Quetiapine was developed in 1985, with much of the basic research on the compound occurring right here in Delaware, by ICI, later Zeneca, and then what has became Astra-Zeneca. It was initially approved for medical use in the United States in 1997, and the FDA eventually approved it for the treatment of schizophrenia and for acute manic episodes associated with bipolar disorder (bipolar mania) and finally for treatment of bipolar depression. In 2009, quetiapine XR was approved as adjunctive treatment of major depressive disorder.
Quetiapine meets the definition of an atypical antipsychotic in that it antagonizes both the D2 and 5HT2-A receptors, but with greater antagonism for serotonin receptors than for dopamine receptors. Like all atypical antipsychotics, quetiapine binds to a multitude of other receptors, and while it is tempting to ascribe certain drug characteristics to a specific receptor, to do so is premature based on what is the true state of our scientific understanding of the brain and these neural pathways. Nonetheless, the drug does have significant α1-adrenergic (IC50 = 94nM) and α2-adrenergic receptor (IC50 = 271nM) antagonist binding affinities, and is a very potent H1 receptor (IC50 = 30nM) antagonist.
Thus, quetiapine is a dopamine, serotonin, and adrenergic antagonist, and a potent antihistamine. PET scans evaluating the D2 receptor occupancy of quetiapine have demonstrated rapid disassociation from the D2 receptor. Theoretically, this allows for normal physiological surges of dopamine to elicit normal effects in areas such as the nigrostriatal and tuberoinfundibular pathways, thus minimizing the risk of side effects of pseudo-parkinsonism as well as elevations in prolactin.

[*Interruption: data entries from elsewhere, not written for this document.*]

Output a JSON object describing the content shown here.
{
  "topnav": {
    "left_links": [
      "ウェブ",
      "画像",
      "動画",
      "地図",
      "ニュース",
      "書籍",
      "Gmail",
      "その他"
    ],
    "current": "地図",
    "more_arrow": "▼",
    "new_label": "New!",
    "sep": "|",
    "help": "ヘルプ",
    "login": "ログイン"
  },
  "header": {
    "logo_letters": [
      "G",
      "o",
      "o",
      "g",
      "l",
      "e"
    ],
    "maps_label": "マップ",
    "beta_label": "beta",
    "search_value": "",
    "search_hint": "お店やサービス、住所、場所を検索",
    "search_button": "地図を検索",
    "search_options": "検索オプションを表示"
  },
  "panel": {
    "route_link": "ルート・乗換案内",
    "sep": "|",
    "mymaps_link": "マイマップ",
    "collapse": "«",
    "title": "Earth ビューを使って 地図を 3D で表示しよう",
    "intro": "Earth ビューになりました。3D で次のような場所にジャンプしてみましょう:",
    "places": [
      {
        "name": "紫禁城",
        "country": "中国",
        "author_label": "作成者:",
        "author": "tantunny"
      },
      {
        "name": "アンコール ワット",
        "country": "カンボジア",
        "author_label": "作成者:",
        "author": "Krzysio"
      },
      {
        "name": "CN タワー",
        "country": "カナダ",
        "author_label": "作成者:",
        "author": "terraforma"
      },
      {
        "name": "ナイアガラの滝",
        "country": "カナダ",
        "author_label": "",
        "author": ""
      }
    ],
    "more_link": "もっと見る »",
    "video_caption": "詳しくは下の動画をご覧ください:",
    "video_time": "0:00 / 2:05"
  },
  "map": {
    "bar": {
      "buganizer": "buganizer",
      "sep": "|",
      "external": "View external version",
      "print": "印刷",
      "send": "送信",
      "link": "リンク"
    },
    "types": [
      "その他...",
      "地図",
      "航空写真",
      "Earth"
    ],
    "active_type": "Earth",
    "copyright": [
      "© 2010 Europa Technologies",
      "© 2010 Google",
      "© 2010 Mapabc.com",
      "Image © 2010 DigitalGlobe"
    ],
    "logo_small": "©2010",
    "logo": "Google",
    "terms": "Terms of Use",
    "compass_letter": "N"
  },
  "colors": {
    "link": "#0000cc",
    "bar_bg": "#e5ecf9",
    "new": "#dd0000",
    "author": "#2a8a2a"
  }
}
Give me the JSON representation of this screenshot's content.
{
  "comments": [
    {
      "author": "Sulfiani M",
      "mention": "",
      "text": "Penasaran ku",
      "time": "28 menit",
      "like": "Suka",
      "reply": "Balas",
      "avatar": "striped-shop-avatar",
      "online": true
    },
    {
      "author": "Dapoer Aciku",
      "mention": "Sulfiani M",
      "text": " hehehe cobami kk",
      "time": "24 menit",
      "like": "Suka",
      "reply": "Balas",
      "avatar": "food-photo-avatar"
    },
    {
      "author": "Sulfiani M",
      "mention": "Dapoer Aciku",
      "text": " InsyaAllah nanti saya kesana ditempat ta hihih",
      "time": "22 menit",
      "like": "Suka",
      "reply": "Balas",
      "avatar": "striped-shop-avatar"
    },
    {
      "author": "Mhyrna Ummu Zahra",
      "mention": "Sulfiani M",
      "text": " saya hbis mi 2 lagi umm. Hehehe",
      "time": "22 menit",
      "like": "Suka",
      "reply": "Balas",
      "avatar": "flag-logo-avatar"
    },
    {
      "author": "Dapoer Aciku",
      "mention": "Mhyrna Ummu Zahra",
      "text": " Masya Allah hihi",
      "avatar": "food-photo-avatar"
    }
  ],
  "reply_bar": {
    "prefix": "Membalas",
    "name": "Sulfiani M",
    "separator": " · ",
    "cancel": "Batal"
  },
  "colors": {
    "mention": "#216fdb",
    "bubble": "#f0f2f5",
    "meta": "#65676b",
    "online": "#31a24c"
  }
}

At very low doses, quetiapine acts primarily as a histamine receptor blocker (antihistamine) and α1-adrenergic blocker. Thus, side effects of sedation and orthostatsis would be predicted, and indeed are among the most common seen with quetiapine. Others include: constipation, dryness, upset stomach, fatigue, weight gain, blurred vision, weight gain, metabolic syndrome, dyslipidemia, and diabetes. Off-label prescriptions, (e.g. for chronic insomnia,) of low-dose quetiapine is not recommended due to side effects and cost. It is important to teach patients that many antipsychotics may make reduce sweating, placing them at greater risk for heat stroke.
Like most of the agents in this class, there are warnings for TD, NMS, prolactin elevation, pregnancy, QTc, and the cautionary statement regarding avoiding these medications in patients with dementia. There was a question regarding the potential linkage between use of quetiapine and cataracts, but this appears to have been limited to animals during testing and has not been a significant problem in humans.
A Cochrane review comparing quetiapine to typical antipsychotics concluded that quetiapine: has efficacy against positive symptoms that appears no better than typical antipsychotics, but might be more efficacious for negative symptoms; has discontinuation rates similar to those of typical antipsychotics, but fewer of these discontinuations were due to adverse events; produces fewer side effects, particularly movement related side effects; and produces suicide attempt, suicide, death, QTc prolongation, low blood pressure, tachycardia, sedation, gynaecomastia, galactorrhoea, menstrual irregularity, and white blood cell count at a rate similar to first generation antipsychotics.
Regarding efficacy, a Cochrane review comparing quetiapine to other atypical antipsychotic agents tentatively concluded that it may be less efficacious than olanzapine and risperidone; produce fewer movement related side effects than paliperidone, aripiprazole, ziprasidone, risperidone and olanzapine; and produce weight gain similar to risperidone, clozapine and aripiprazole.
In those patients with bipolar disorder, quetiapine is used to treat depressive episodes, acute manic episodes associated with bipolar I disorder (as either monotherapy or adjunct therapy to lithium, valproate or lamotrigine), and maintenance treatment of bipolar I disorder (as adjunct therapy to lithium or divalproex.